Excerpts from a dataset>
* * * * * * * * *
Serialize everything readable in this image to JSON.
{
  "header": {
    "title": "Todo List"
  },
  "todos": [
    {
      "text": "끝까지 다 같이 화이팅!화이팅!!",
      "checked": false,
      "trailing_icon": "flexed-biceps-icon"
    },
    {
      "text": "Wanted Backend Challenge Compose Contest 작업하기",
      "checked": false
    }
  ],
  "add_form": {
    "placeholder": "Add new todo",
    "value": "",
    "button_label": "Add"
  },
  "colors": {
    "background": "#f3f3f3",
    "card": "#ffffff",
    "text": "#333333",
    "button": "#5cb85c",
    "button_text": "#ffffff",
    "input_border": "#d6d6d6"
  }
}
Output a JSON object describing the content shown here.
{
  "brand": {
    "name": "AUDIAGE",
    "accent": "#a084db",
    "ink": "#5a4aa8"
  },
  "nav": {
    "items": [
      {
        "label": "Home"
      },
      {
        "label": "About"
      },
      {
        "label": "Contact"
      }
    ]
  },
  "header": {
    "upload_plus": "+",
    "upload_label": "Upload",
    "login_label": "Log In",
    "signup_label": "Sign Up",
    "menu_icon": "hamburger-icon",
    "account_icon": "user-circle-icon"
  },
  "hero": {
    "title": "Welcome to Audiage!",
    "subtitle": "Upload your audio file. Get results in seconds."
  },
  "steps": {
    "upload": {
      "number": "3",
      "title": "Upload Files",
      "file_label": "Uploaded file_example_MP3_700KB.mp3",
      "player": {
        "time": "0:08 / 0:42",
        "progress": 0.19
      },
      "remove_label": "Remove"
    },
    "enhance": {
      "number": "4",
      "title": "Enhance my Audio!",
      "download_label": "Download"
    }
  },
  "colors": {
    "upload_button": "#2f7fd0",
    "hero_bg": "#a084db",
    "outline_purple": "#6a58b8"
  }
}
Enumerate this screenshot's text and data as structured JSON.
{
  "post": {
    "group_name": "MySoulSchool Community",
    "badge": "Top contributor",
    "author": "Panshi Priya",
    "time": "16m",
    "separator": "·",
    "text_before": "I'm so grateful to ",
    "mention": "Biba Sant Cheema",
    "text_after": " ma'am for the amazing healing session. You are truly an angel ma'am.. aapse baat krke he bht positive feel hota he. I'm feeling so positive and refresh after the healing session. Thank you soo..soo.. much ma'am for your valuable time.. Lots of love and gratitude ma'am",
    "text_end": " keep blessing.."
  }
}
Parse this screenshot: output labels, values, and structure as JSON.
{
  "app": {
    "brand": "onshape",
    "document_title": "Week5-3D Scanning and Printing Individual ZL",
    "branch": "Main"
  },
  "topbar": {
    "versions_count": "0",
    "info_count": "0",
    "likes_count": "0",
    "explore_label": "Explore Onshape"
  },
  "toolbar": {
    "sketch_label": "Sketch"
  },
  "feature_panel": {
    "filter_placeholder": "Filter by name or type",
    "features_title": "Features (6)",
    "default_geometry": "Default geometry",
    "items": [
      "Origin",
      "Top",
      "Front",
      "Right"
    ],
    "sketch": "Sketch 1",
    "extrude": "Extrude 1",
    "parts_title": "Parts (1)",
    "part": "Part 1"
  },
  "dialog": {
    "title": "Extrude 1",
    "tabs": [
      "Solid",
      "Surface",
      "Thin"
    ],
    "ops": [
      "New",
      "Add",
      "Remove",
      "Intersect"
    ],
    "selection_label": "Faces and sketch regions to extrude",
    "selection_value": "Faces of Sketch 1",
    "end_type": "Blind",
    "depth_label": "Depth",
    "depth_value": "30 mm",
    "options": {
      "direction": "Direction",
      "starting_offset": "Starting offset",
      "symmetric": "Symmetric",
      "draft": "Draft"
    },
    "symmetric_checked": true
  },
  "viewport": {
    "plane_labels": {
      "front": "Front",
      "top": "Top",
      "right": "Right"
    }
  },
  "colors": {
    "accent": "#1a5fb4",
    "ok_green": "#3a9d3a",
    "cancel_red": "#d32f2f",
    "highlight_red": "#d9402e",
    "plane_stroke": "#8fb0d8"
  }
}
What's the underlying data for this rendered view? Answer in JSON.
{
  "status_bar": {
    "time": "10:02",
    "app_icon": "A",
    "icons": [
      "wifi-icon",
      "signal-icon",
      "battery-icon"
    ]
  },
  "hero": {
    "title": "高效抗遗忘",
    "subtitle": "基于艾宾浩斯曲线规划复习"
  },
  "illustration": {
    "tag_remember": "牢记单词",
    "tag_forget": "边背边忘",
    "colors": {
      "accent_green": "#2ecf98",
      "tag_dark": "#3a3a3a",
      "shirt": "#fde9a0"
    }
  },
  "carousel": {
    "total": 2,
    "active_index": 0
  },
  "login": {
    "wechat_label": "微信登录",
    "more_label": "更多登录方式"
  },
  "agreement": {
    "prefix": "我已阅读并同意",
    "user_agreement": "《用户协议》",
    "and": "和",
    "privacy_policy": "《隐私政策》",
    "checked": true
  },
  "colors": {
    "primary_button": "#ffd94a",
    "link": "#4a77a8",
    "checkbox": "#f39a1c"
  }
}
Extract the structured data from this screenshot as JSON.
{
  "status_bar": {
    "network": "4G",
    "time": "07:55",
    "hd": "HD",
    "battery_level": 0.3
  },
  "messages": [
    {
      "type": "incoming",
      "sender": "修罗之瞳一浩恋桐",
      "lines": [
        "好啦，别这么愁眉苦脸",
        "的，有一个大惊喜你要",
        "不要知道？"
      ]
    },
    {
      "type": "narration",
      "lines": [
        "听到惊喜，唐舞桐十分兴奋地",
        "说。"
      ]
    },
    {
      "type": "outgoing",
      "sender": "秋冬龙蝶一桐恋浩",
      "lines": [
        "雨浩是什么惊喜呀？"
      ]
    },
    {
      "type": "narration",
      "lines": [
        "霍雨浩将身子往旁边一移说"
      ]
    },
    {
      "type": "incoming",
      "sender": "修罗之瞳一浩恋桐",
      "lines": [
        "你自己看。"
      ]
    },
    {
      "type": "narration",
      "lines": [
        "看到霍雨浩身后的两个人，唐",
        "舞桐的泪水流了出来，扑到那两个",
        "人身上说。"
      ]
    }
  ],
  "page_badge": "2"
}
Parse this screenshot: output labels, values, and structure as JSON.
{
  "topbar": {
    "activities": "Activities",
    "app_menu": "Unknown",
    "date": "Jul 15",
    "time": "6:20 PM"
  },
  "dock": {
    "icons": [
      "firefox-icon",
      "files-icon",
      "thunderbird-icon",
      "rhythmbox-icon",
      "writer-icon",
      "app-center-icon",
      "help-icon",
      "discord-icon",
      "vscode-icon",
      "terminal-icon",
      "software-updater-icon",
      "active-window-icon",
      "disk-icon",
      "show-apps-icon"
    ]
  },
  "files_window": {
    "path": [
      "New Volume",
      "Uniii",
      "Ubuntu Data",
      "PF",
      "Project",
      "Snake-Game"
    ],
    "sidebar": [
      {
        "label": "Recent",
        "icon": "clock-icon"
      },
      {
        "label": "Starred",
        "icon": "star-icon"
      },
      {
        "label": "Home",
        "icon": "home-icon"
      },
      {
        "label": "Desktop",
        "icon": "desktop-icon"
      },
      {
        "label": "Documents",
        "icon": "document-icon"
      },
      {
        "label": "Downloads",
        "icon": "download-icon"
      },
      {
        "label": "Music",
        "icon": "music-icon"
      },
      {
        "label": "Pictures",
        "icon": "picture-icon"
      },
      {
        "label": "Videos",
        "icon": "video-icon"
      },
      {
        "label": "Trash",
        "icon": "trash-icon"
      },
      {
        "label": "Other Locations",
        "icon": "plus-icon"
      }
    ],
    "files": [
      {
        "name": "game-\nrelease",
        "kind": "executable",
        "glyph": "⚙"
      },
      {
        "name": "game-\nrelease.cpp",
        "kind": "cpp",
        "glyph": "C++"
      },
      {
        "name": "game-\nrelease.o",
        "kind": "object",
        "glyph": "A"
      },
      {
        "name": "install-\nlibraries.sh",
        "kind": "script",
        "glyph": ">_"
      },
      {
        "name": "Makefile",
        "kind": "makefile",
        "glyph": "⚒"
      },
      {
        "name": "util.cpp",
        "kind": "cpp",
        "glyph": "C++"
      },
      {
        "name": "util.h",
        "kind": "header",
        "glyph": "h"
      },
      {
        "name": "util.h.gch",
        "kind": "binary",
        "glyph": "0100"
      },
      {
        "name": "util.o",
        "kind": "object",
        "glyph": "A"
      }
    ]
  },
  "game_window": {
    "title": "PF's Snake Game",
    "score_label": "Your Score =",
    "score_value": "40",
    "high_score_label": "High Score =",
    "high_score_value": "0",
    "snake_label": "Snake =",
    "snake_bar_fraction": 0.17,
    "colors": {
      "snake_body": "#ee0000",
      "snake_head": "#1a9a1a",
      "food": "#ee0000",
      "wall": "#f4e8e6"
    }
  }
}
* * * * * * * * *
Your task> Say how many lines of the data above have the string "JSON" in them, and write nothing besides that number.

Solution for this problem> 7